Controlled Sustain mode focuses electronically on the single note, or notes, you're playing and successfully mutes the other notes so you don't have to worry about damping. Anyone who's used E-Bows and sustainers before will know how convenient that is, especially with higher-gained, high volume amp sounds.
"Although some prototype issues cloud the fun, it's easy to see that for a creative player, the Moog Guitar has tremendous potential for creating genuinely new sounds."
The Mute mode turns the guitar into, well, a banjo with very short clipped sustain. A little odd, though it might be handy for the occasional special effect (although one of the Moog distributor's staff told us this was popular with shredders who love their gain and use it to articulate their blurred note cascades).

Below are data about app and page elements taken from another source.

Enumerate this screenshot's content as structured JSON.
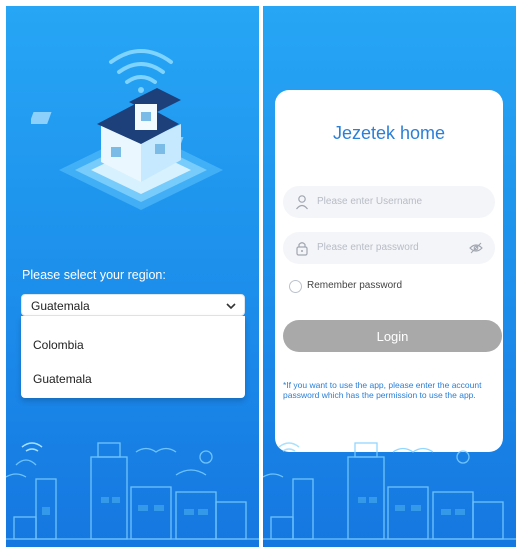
{
  "region": {
    "label": "Please select your region:",
    "selected": "Guatemala",
    "options": [
      "Colombia",
      "Guatemala"
    ]
  },
  "login": {
    "title": "Jezetek home",
    "username_placeholder": "Please enter Username",
    "password_placeholder": "Please enter password",
    "remember_label": "Remember password",
    "remember_checked": false,
    "login_label": "Login",
    "note": "*If you want to use the app, please enter the account password which has the permission to use the app."
  },
  "icons": [
    "wifi-icon",
    "house-illustration",
    "chevron-down-icon",
    "user-icon",
    "lock-icon",
    "eye-hidden-icon"
  ],
  "colors": {
    "background_blue": "#1f96ee",
    "title_blue": "#2a7fd8",
    "login_button_gray": "#a9a9a9",
    "input_bg": "#f4f5f8"
  }
}
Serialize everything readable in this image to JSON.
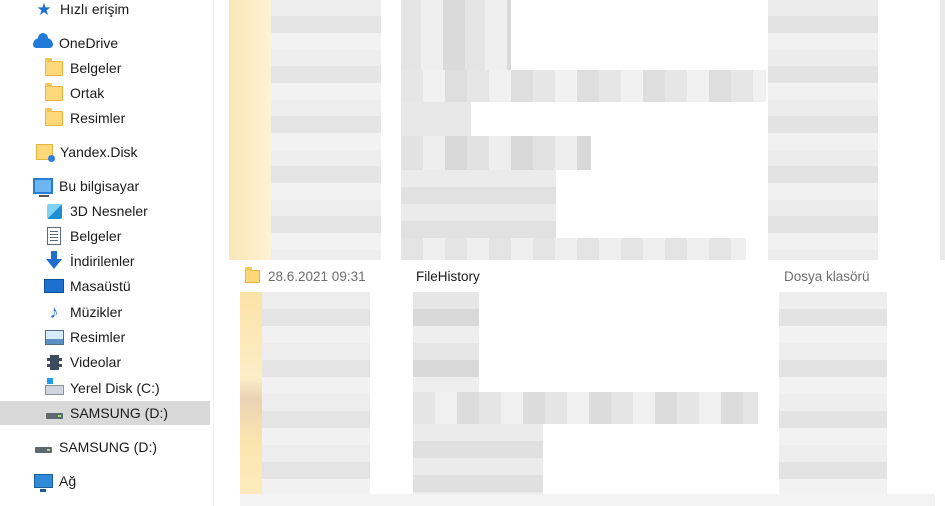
{
  "nav": {
    "items": [
      {
        "label": "Hızlı erişim",
        "icon": "star-icon"
      },
      {
        "label": "OneDrive",
        "icon": "cloud-icon"
      },
      {
        "label": "Belgeler",
        "icon": "folder-icon"
      },
      {
        "label": "Ortak",
        "icon": "folder-icon"
      },
      {
        "label": "Resimler",
        "icon": "folder-icon"
      },
      {
        "label": "Yandex.Disk",
        "icon": "yandex-folder-icon"
      },
      {
        "label": "Bu bilgisayar",
        "icon": "computer-icon"
      },
      {
        "label": "3D Nesneler",
        "icon": "cube-icon"
      },
      {
        "label": "Belgeler",
        "icon": "document-icon"
      },
      {
        "label": "İndirilenler",
        "icon": "download-arrow-icon"
      },
      {
        "label": "Masaüstü",
        "icon": "desktop-icon"
      },
      {
        "label": "Müzikler",
        "icon": "music-note-icon"
      },
      {
        "label": "Resimler",
        "icon": "picture-icon"
      },
      {
        "label": "Videolar",
        "icon": "film-icon"
      },
      {
        "label": "Yerel Disk (C:)",
        "icon": "windows-drive-icon"
      },
      {
        "label": "SAMSUNG (D:)",
        "icon": "drive-icon"
      },
      {
        "label": "SAMSUNG (D:)",
        "icon": "drive-icon"
      },
      {
        "label": "Ağ",
        "icon": "network-icon"
      }
    ]
  },
  "file_row": {
    "date": "28.6.2021 09:31",
    "name": "FileHistory",
    "type": "Dosya klasörü"
  }
}
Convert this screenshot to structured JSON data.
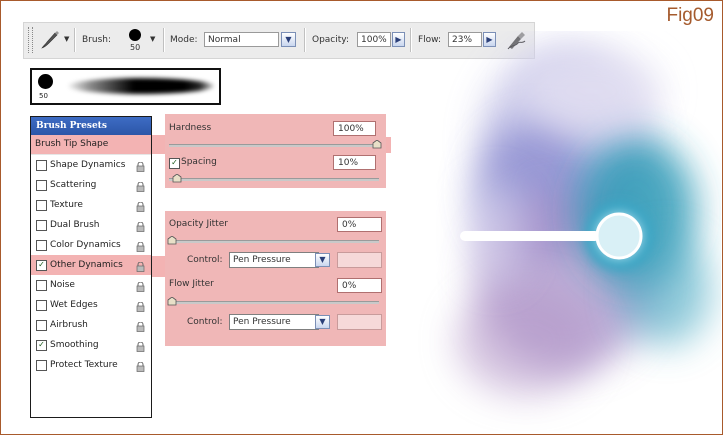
{
  "figure_label": "Fig09",
  "options_bar": {
    "brush_label": "Brush:",
    "brush_size": "50",
    "mode_label": "Mode:",
    "mode_value": "Normal",
    "opacity_label": "Opacity:",
    "opacity_value": "100%",
    "flow_label": "Flow:",
    "flow_value": "23%"
  },
  "brush_preview": {
    "size": "50"
  },
  "brush_panel": {
    "header": "Brush Presets",
    "tip_shape": "Brush Tip Shape",
    "items": [
      {
        "label": "Shape Dynamics",
        "checked": false
      },
      {
        "label": "Scattering",
        "checked": false
      },
      {
        "label": "Texture",
        "checked": false
      },
      {
        "label": "Dual Brush",
        "checked": false
      },
      {
        "label": "Color Dynamics",
        "checked": false
      },
      {
        "label": "Other Dynamics",
        "checked": true
      },
      {
        "label": "Noise",
        "checked": false
      },
      {
        "label": "Wet Edges",
        "checked": false
      },
      {
        "label": "Airbrush",
        "checked": false
      },
      {
        "label": "Smoothing",
        "checked": true
      },
      {
        "label": "Protect Texture",
        "checked": false
      }
    ]
  },
  "tip_settings": {
    "hardness_label": "Hardness",
    "hardness_value": "100%",
    "spacing_label": "Spacing",
    "spacing_value": "10%",
    "spacing_checked": true
  },
  "other_dynamics": {
    "opacity_jitter_label": "Opacity Jitter",
    "opacity_jitter_value": "0%",
    "control_label": "Control:",
    "opacity_control": "Pen Pressure",
    "flow_jitter_label": "Flow Jitter",
    "flow_jitter_value": "0%",
    "flow_control": "Pen Pressure"
  },
  "colors": {
    "highlight": "#f3b3b3",
    "panel_header": "#2c56a8",
    "frame": "#a85a2c",
    "teal": "#2fa6c0",
    "purple": "#8b7cc4"
  }
}
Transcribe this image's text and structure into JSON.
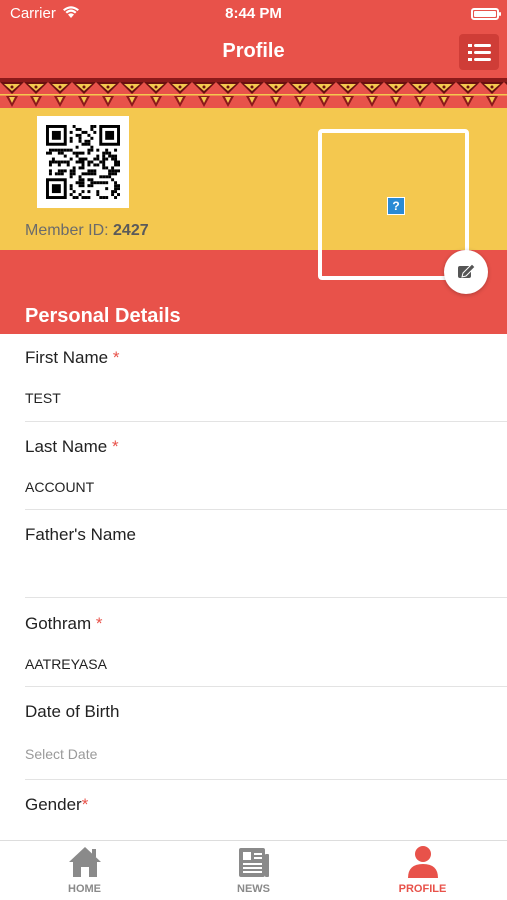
{
  "status_bar": {
    "carrier": "Carrier",
    "time": "8:44 PM"
  },
  "nav": {
    "title": "Profile",
    "menu_icon": "list-menu-icon"
  },
  "header": {
    "member_id_label": "Member ID:",
    "member_id_value": "2427"
  },
  "section": {
    "title": "Personal Details"
  },
  "form": {
    "fields": [
      {
        "label": "First Name",
        "required": "*",
        "value": "TEST"
      },
      {
        "label": "Last Name",
        "required": "*",
        "value": "ACCOUNT"
      },
      {
        "label": "Father's Name",
        "required": "",
        "value": ""
      },
      {
        "label": "Gothram",
        "required": "*",
        "value": "AATREYASA"
      },
      {
        "label": "Date of Birth",
        "required": "",
        "value": "",
        "placeholder": "Select Date"
      },
      {
        "label": "Gender",
        "required": "*",
        "value": ""
      }
    ]
  },
  "tabs": [
    {
      "label": "HOME",
      "icon": "home-icon",
      "active": false
    },
    {
      "label": "NEWS",
      "icon": "news-icon",
      "active": false
    },
    {
      "label": "PROFILE",
      "icon": "profile-icon",
      "active": true
    }
  ],
  "colors": {
    "primary": "#e8524a",
    "header_yellow": "#f4c84f",
    "inactive_tab": "#8a8a8a"
  }
}
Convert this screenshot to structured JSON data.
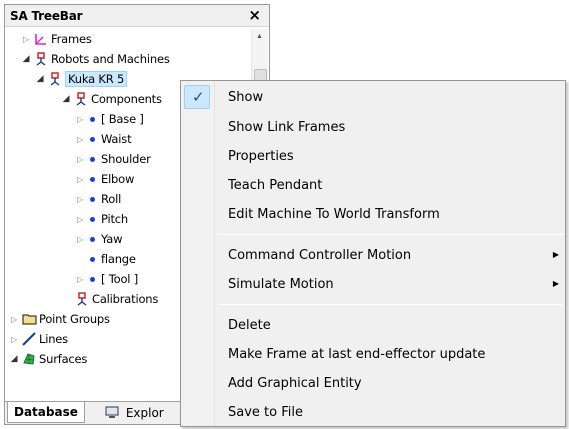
{
  "panel": {
    "title": "SA TreeBar",
    "close_glyph": "×"
  },
  "tree": [
    {
      "label": "Frames",
      "icon": "frames-icon"
    },
    {
      "label": "Robots and Machines",
      "icon": "robot-icon"
    },
    {
      "label": "Kuka KR 5",
      "icon": "robot-icon"
    },
    {
      "label": "Components",
      "icon": "robot-icon"
    },
    {
      "label": "[ Base ]",
      "icon": "dot-icon"
    },
    {
      "label": "Waist",
      "icon": "dot-icon"
    },
    {
      "label": "Shoulder",
      "icon": "dot-icon"
    },
    {
      "label": "Elbow",
      "icon": "dot-icon"
    },
    {
      "label": "Roll",
      "icon": "dot-icon"
    },
    {
      "label": "Pitch",
      "icon": "dot-icon"
    },
    {
      "label": "Yaw",
      "icon": "dot-icon"
    },
    {
      "label": "flange",
      "icon": "dot-icon"
    },
    {
      "label": "[ Tool ]",
      "icon": "dot-icon"
    },
    {
      "label": "Calibrations",
      "icon": "robot-icon"
    },
    {
      "label": "Point Groups",
      "icon": "folder-icon"
    },
    {
      "label": "Lines",
      "icon": "line-icon"
    },
    {
      "label": "Surfaces",
      "icon": "surface-icon"
    }
  ],
  "tabs": {
    "database": "Database",
    "explorer": "Explor"
  },
  "menu": {
    "items": [
      {
        "label": "Show",
        "checked": true
      },
      {
        "label": "Show Link Frames"
      },
      {
        "label": "Properties"
      },
      {
        "label": "Teach Pendant"
      },
      {
        "label": "Edit Machine To World Transform"
      },
      {
        "label": "Command Controller Motion",
        "submenu": true
      },
      {
        "label": "Simulate Motion",
        "submenu": true
      },
      {
        "label": "Delete"
      },
      {
        "label": "Make Frame at last end-effector update"
      },
      {
        "label": "Add Graphical Entity"
      },
      {
        "label": "Save to File"
      }
    ],
    "check_glyph": "✓",
    "submenu_glyph": "▶"
  },
  "colors": {
    "selection": "#cce8ff",
    "menu_bg": "#f0f0f0",
    "dot": "#1a3fd4"
  }
}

For the two Moog filters, think slightly squashy wah, and more squashy wah. The footpedal acts like a wah to control the filter sweep while the Harmonic Blend comes into play (doing what the footpedal did previously). You can apply the filters to the different sustain modes.
But seemingly plagued by the background noise, not to mention the slightly odd string output, it's not as easy to 'see' the final effect with this prototype. Certainly, factor in the solo or combined piezo, which can be sustained as above, and the potential is vast.
It's just that the basic magnetic sounds make it less useful than it should be as a regular guitar and the piezo really needs some extensive outboard EQ to make it musical. Yet despite these quite substantial drawbacks, it remains – potentially – the finest sustainer guitar we've played and we look forward to auditioning the production model, hopefully, after it's received a few more tweaks.
Bearing in mind the cost of the guitar platform plus the additional electronics and sonic potential, the Moog guitar isn't especially expensive, when you consider the no doubt substantial development cost.
Although some prototype issues cloud the fun, it's easy to see that for a creative player, the Moog Guitar has tremendous potential for creating genuinely new sounds. For a professional musician the substantial outlay is justified if, for example, it helps colour, or indeed create, a hit song. As a studio rental tool, there's also massive potential.
But, at the moment, most of us will either have to use the still-effective Fernandes Sustainer, the more quirky, random E-Bow or – in time-honoured fashion – crouch in front of our amps when requiring that otherworldly sustaining feedback sound. That is, until Moog can integrate this highly creative technology into a far, far lower priced instrument. We hope it happens soon.